• [ACTIVITY]: Your response should be a copy of each line in the listing below that includes the word "شرکت".

• [RECORDS TO PROCESS]:
____
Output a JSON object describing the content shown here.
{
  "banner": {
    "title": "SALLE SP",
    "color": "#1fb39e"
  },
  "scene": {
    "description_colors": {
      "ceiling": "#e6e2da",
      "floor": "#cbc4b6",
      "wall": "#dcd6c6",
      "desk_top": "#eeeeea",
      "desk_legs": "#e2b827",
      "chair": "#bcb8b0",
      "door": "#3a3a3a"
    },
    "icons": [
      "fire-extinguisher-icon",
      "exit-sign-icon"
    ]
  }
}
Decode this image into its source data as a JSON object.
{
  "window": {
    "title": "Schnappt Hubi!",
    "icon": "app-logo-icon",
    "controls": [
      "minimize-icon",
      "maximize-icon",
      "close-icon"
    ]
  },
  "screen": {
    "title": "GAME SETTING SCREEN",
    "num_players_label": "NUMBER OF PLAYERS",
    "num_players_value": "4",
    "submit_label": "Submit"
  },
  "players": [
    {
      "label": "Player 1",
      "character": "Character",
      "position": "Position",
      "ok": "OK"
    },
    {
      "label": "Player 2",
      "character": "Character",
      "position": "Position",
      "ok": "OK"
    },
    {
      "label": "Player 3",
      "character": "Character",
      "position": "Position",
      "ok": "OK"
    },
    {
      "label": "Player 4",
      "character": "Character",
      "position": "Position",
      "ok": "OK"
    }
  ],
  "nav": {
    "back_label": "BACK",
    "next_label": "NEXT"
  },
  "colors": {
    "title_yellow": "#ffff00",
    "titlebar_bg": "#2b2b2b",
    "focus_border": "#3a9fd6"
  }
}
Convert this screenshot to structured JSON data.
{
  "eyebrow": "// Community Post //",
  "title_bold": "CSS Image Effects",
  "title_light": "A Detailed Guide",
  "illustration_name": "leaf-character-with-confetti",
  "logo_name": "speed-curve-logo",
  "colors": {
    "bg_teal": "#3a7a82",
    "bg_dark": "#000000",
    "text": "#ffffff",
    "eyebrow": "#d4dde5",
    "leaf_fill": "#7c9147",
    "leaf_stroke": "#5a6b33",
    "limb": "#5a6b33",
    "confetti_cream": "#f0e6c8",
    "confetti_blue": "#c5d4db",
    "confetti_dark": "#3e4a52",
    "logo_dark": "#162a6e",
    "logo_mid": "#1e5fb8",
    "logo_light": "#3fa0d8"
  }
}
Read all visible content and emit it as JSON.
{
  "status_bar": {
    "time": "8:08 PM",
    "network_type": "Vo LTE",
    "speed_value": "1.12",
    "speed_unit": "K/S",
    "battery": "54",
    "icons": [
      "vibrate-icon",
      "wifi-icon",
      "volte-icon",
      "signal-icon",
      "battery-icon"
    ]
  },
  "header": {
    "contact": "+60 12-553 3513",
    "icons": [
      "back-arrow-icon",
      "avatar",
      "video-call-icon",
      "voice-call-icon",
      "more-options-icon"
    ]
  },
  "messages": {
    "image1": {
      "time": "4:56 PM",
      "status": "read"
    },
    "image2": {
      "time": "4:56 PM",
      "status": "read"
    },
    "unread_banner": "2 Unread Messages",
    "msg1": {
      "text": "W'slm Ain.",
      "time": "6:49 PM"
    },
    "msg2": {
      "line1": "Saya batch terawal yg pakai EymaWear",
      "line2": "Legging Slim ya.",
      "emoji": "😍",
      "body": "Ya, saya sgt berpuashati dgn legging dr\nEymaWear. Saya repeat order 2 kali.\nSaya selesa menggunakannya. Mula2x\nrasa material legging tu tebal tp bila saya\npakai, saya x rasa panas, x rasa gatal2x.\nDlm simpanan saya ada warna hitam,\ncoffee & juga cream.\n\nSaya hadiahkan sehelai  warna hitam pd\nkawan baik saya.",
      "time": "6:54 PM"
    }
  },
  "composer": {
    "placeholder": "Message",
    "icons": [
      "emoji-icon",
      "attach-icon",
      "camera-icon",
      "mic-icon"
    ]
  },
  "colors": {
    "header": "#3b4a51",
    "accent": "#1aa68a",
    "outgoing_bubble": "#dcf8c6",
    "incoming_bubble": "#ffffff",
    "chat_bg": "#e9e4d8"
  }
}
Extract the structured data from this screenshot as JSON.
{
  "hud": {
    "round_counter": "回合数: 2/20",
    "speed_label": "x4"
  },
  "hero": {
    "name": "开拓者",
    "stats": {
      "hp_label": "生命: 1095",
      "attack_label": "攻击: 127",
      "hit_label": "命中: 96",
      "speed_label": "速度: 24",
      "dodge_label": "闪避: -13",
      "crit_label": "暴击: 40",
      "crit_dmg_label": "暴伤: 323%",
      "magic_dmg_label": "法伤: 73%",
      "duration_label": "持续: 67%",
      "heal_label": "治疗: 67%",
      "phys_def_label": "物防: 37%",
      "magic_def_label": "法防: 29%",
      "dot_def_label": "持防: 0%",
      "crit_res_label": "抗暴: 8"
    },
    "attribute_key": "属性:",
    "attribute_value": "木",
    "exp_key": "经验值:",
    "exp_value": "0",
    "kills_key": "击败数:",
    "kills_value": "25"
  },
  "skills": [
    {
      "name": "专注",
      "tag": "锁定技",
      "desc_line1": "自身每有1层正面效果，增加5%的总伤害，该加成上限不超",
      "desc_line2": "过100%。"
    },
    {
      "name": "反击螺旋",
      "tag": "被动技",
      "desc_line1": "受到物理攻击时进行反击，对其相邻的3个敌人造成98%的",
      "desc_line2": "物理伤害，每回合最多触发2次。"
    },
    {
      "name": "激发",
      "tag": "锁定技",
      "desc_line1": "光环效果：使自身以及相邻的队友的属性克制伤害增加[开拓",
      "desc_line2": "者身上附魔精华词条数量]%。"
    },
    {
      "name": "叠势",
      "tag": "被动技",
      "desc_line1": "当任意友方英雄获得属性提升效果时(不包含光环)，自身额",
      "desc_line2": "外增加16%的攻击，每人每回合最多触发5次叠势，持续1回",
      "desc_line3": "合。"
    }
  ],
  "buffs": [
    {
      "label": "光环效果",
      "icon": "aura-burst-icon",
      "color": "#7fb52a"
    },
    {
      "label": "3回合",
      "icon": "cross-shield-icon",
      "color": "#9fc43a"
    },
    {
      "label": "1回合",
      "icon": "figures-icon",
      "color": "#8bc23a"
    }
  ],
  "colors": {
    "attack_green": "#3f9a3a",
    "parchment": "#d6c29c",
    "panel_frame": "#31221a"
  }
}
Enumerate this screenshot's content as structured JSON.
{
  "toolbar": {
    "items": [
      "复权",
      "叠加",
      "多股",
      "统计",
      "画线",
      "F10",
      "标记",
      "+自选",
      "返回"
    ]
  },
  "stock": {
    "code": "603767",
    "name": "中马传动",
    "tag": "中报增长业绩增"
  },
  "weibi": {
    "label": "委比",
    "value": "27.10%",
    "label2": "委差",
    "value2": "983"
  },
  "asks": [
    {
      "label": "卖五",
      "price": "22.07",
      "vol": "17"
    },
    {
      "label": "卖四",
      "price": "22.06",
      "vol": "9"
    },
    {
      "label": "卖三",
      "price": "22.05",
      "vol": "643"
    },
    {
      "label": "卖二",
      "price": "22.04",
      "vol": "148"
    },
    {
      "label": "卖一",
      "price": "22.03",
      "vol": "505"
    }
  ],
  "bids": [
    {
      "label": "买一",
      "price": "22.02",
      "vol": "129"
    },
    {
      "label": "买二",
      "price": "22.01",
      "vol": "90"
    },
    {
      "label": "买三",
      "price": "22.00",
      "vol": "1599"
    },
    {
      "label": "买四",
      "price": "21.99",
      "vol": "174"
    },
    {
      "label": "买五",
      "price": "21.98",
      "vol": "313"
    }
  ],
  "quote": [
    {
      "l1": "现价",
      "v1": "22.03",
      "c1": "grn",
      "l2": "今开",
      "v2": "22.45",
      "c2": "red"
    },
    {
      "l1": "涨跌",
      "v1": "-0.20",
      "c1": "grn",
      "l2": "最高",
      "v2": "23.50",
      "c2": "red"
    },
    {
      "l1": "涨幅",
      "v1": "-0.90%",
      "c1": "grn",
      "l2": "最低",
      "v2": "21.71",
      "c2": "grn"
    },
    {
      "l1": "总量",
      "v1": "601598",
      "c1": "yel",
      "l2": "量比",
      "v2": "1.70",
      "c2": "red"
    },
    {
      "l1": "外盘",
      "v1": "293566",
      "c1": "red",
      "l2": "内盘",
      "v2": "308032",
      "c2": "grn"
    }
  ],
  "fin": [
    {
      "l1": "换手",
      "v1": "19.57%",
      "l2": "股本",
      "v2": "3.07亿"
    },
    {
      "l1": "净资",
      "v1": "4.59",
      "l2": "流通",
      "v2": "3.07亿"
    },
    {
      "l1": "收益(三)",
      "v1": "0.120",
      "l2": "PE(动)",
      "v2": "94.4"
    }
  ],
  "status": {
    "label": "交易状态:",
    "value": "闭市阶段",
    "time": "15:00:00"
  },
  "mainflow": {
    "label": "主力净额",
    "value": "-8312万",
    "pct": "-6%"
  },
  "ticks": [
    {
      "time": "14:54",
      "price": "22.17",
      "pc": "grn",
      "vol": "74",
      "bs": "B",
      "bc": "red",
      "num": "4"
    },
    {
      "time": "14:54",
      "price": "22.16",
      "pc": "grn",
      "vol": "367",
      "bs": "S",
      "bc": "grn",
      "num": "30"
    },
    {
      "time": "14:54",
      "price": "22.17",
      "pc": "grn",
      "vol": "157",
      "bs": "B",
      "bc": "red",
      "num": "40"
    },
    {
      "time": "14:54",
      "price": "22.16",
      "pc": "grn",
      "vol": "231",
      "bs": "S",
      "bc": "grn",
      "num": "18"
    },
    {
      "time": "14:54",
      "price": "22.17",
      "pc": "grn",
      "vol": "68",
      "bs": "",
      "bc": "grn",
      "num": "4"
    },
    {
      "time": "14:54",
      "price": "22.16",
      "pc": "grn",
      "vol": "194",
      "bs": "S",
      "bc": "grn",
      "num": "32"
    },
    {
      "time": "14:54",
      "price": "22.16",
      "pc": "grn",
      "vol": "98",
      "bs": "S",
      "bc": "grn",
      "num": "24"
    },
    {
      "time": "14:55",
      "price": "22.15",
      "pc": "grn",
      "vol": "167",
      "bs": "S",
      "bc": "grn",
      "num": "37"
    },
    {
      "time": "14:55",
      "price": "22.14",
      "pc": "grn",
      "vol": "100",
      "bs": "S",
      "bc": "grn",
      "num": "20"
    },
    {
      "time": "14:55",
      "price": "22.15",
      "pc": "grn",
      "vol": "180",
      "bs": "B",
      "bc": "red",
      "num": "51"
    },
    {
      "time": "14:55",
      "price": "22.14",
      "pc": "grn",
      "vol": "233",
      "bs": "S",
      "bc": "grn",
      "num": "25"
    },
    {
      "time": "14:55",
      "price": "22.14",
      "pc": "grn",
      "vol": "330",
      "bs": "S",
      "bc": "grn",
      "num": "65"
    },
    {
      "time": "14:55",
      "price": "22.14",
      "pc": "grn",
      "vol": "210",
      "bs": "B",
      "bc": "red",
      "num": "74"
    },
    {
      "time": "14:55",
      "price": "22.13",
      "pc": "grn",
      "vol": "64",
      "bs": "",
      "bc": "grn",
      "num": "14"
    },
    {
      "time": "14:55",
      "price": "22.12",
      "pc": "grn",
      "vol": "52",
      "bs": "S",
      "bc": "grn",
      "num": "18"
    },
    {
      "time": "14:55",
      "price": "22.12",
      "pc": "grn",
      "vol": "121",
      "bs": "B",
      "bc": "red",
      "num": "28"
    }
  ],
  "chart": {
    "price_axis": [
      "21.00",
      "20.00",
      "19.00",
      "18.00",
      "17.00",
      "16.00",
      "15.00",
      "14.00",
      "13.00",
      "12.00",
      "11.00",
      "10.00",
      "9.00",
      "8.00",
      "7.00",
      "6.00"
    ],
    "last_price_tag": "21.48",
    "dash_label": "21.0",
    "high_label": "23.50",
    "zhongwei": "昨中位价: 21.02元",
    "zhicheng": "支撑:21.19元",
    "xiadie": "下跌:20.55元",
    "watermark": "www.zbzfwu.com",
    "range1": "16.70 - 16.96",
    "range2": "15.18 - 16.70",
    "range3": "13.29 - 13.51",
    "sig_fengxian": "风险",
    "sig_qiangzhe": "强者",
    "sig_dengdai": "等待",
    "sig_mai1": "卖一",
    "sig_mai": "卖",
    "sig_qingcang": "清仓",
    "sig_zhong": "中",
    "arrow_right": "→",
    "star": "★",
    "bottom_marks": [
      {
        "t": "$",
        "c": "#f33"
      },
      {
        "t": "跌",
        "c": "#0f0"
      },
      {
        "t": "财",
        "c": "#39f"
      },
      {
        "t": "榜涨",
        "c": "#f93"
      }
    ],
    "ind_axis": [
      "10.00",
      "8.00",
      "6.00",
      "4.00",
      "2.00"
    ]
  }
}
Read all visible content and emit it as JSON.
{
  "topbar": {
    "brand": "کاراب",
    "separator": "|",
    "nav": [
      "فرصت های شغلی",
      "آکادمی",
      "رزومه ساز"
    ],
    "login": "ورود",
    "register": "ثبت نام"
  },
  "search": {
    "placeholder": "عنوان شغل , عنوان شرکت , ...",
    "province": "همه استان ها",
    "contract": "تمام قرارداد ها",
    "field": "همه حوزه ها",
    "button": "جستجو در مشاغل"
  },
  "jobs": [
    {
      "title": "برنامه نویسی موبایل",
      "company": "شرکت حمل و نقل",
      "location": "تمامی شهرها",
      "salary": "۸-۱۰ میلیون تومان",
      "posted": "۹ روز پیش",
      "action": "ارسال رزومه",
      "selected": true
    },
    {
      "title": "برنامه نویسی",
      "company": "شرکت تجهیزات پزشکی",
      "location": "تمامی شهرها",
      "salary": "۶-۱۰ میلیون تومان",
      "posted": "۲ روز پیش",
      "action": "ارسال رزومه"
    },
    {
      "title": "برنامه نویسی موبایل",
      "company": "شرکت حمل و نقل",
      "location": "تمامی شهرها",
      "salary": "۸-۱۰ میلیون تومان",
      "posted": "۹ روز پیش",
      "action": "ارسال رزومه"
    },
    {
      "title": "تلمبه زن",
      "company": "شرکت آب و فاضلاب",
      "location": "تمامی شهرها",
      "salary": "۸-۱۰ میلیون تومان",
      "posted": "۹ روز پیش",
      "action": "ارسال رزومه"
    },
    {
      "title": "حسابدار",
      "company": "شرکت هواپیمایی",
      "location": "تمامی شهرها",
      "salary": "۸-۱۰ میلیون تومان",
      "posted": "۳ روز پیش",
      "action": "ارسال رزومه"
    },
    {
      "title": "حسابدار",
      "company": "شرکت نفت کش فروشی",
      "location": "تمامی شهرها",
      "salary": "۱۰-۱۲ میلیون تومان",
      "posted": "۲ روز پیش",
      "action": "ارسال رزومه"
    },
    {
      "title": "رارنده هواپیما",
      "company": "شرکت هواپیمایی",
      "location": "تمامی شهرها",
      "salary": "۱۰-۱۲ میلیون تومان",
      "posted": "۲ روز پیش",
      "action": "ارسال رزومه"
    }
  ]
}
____
• [EXERCISE SOLUTION]:
    "placeholder": "عنوان شغل , عنوان شرکت , ...",
      "company": "شرکت حمل و نقل",
      "company": "شرکت تجهیزات پزشکی",
      "company": "شرکت حمل و نقل",
      "company": "شرکت آب و فاضلاب",
      "company": "شرکت هواپیمایی",
      "company": "شرکت نفت کش فروشی",
      "company": "شرکت هواپیمایی",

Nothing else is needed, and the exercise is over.